• **ACTION ITEM**: The answer should be each line of the records that contains the word "Directory"; please copy them all.
*** Opening of DATA ***
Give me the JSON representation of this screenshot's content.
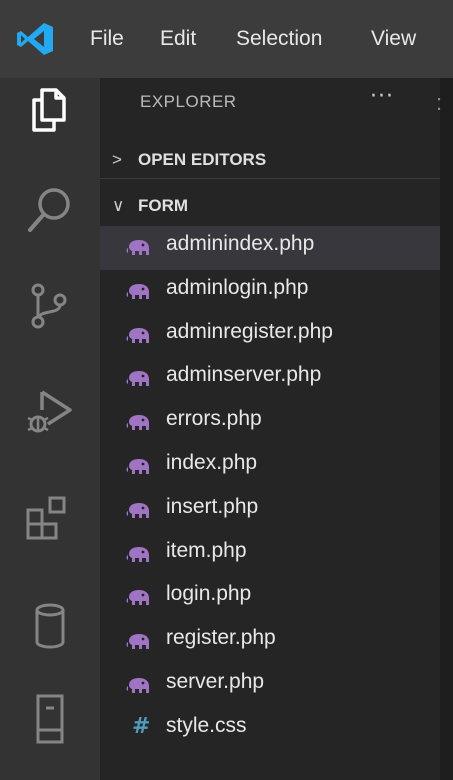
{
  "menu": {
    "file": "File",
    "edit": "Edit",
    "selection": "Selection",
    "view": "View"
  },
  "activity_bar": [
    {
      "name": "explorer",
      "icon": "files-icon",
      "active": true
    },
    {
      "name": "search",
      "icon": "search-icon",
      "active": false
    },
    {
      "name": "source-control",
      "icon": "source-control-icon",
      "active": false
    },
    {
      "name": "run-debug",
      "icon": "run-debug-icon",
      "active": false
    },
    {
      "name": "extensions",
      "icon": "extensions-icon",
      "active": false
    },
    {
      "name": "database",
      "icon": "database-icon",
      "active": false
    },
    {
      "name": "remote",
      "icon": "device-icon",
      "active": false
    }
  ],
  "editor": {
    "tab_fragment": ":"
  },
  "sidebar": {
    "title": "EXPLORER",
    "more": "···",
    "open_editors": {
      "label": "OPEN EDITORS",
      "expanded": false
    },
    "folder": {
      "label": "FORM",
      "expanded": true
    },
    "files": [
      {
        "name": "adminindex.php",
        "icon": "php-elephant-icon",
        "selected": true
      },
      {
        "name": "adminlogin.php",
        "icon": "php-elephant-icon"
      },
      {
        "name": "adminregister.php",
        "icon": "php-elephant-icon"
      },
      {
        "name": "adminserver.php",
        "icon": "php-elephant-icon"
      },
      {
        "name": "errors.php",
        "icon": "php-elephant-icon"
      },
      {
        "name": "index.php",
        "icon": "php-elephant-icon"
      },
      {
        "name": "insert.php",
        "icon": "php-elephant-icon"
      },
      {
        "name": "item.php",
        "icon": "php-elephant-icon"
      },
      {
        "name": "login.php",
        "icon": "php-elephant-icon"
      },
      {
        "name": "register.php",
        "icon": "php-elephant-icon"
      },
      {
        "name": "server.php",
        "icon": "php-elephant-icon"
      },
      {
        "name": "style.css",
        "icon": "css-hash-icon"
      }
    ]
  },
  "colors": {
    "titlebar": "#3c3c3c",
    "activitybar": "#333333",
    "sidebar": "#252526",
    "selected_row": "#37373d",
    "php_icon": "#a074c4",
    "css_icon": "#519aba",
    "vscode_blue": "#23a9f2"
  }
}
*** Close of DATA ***
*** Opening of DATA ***
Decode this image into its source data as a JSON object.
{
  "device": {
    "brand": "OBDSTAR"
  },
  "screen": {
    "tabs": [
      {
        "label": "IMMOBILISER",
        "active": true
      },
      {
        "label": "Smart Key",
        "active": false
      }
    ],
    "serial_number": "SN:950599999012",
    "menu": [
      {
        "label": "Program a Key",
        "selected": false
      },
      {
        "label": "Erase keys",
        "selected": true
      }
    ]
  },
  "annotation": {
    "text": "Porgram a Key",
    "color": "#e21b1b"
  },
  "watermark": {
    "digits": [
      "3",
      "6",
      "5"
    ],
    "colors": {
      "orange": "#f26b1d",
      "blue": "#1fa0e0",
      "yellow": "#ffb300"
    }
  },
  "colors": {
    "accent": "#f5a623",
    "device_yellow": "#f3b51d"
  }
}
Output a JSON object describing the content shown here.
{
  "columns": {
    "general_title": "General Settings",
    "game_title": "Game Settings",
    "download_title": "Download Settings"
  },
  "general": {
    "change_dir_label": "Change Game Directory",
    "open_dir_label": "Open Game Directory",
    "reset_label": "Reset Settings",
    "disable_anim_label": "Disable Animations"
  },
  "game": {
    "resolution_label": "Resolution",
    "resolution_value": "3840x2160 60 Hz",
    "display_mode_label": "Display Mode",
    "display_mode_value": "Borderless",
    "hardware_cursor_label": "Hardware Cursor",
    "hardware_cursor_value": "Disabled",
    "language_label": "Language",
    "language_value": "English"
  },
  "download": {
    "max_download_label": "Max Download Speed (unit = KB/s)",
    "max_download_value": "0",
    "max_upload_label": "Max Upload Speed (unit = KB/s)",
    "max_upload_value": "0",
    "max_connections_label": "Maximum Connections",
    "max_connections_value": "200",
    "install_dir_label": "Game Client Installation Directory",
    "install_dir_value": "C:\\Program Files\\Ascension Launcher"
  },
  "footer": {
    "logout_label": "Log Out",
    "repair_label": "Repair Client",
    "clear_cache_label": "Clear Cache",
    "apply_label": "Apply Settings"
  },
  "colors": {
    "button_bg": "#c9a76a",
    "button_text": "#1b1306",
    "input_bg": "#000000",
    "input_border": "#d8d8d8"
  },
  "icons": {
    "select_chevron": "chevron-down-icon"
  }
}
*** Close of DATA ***
• **RESULT OF THIS TASK**:
    "change_dir_label": "Change Game Directory",
    "open_dir_label": "Open Game Directory",
    "install_dir_label": "Game Client Installation Directory",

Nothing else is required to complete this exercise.